In recent months I have increasingly been reflecting on the importance of big picture thinking. By “big picture thinking” I mean taking the long view with decision making.
“Working on the business” and “working in the business”
A number of years back there was a really good book out called “The E Myth” by Michael E Gerber. He talked extensively about “working in the business” and “working on the business”. This is a balancing act for most performers and creative artists. The performance is working in the business, getting promotion and attention for gigs and exposure is working on the business. Many people miss the second aspect of this, sometimes with disastrous results. The challenge for business owners and performers is balancing time and money and this is central to working on the business.
The World of Music
A well respected festival recently announced that it was looking for sponsorship, to keep it going after announcing that this was going to be the last year. By all accounts the event was popular and had even sold out in previous years. It also had attracted artists from overseas. In a local newspaper article the promoter commented
“We’ve never been in this to make money – it’s not a business, it’s a club”
I understand the sentiment and applaud anyone who is engaged in any creative endeavors, but in order for such events to survive, the business aspect of managing time and money is essential. This does not mean taking on the persona of Gordon Gekko in Wall Street quoting “Greed is good” but rather thinking about all the details needed to make such events commercially viable. I wish the organizers the best of luck but in recent years this is not the only festival to struggle financially. I appreciate this comment probably won’t win me any friends but attention to business details and big picture considerations mean that such creative opportunities stand the test of time.
In the music world there are patterns of black and white thinking where sometimes good opportunities can be missed.
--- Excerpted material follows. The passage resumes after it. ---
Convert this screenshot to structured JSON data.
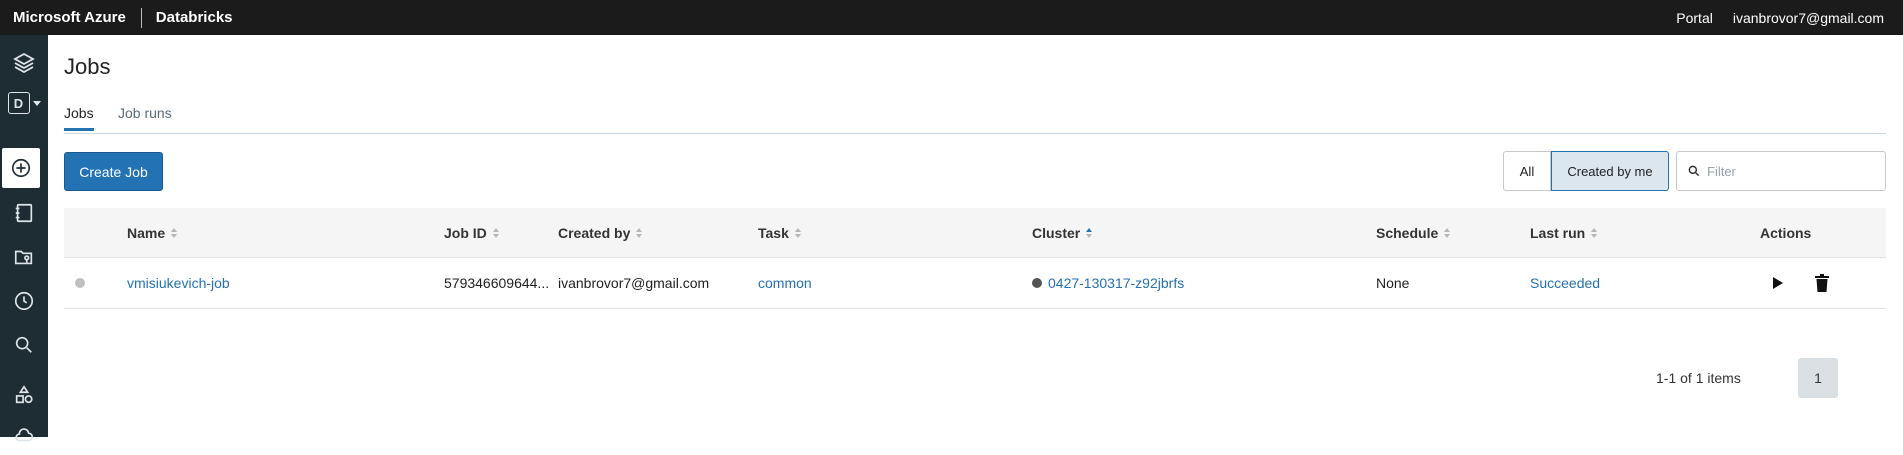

Seasoned performers have learned the business aspect of being a musician and/or have somebody to take care of that for themselves. A common challenge is being able to properly balance time and money. This means creating a predictable income stream.
My own experience of being in a band is that managing time is a major issue. Its easy to be busy, but unproductive and many performers live literally hand to mouth. There’s nothing wrong with this, especially if you are following your dream, but its helpful to ensure some common sense is also factored into the proceedings. One of the main issues performers report is playing live and especially being paid for live gigs. I admire anyone trying to earn a living purely from music. Many attempt this, but from what I see few really succeed. When I had Tim Booth stay last year at my house during his international tour, he gave me a terrific breakdown of what an artist selling out 1300 – 20,000 stadiums could expect in terms of income and what it means to be “a signed artist” Most aspiring musicians are of course way off achieving such heights.
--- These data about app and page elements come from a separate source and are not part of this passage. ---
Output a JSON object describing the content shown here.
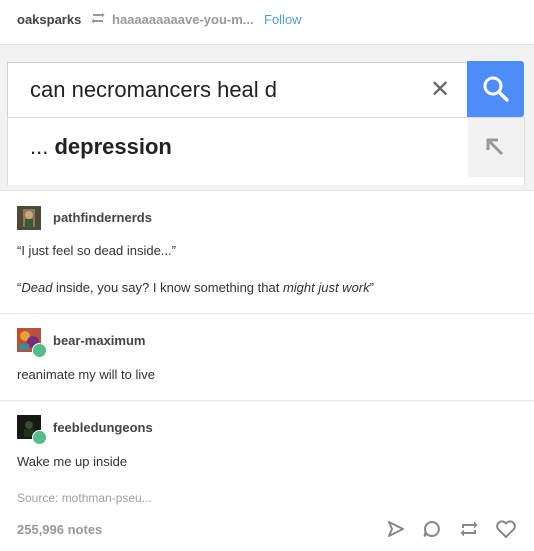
{
  "header": {
    "author": "oaksparks",
    "source_blog": "haaaaaaaaave-you-m...",
    "follow_label": "Follow"
  },
  "search": {
    "query": "can necromancers heal d",
    "suggestion_prefix": "...",
    "suggestion_bold": "depression"
  },
  "posts": [
    {
      "username": "pathfindernerds",
      "lines": [
        "“I just feel so dead inside...”"
      ],
      "reply_parts": [
        "“",
        "Dead",
        " inside, you say? I know something that ",
        "might just work",
        "”"
      ]
    },
    {
      "username": "bear-maximum",
      "text": "reanimate my will to live"
    },
    {
      "username": "feebledungeons",
      "text": "Wake me up inside"
    }
  ],
  "footer": {
    "source": "Source:  mothman-pseu...",
    "notes": "255,996 notes"
  },
  "colors": {
    "accent": "#529ecc",
    "search_button": "#4e8cf7",
    "reblog_badge": "#56bc8a"
  }
}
Social media influence?
I blogged about the use of social media recently, which can be a blessing or a curse. On of
the side effects of social media is that it easily distorts public perception. A person can have hundreds or thousands of FB friends, but probably few of these will be known in real life. Similarly likes for posts can easily be manipulated for effect. None of this is of course new, but worth bearing in mind. This distortions can make for a lack of critical thinking and sometimes there are hilarious claims made about event attendance on such platforms that remind me of the Trump ceremony in the USA.
As Groucho Marx was wonderfully quoted as saying
“Who are you going to believe, me or your own eyes?”
In the music world I suspect the idea of instant success with talent shows has not helped. In niche music communities there can be a distorted perception that a market is way bigger than it actually is. Let me be clear I love many niche music markets like blues, original uke based music and other examples, but often these are much smaller markets than many may imagine. Of course in some niche concerns the social aspect is more important than the actual music and its more about a sense of community where folks will often talk about “finding my tribe”
A community is generally defined in the following manner
“1 .a group of people living in the same place or having a particular characteristic in common.”Montreal’s Italian community”synonyms: group, section, body, company, set, circle, clique, coterie, ring, band, faction;
2.the condition of sharing or having certain attitudes and interests in common.”
Although in music circles, folk, jazz, blues, uke, people talk about “the community” its in my view more accurate to refer to a number of groups which have as many interests in common as those not especially in common such as completing business interests! I suggested to an online group that this would be a good subject and was met with a comment (I’ll paraphrase) “That will put the cat among the pigeons!”
My point however is not just to provoke discussion for discussion’s sake but rather for people to get past the generalizations and ask the tougher questions. I respectfully suggest that such orientations are not only healthy but also genuinely help people think outside the box, regardless of whether you are either feline a feathered vertebrate…